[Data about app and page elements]
[Start of Attachment]

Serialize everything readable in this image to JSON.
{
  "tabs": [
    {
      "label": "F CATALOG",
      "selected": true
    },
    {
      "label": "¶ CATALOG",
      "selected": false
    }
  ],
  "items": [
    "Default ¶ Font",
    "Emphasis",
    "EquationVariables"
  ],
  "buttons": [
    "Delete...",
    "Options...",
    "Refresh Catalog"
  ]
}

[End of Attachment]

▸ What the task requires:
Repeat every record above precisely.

▸ Exercise result:
Serialize everything readable in this image to JSON.
{
  "tabs": [
    {
      "label": "F CATALOG",
      "selected": true
    },
    {
      "label": "¶ CATALOG",
      "selected": false
    }
  ],
  "items": [
    "Default ¶ Font",
    "Emphasis",
    "EquationVariables"
  ],
  "buttons": [
    "Delete...",
    "Options...",
    "Refresh Catalog"
  ]
}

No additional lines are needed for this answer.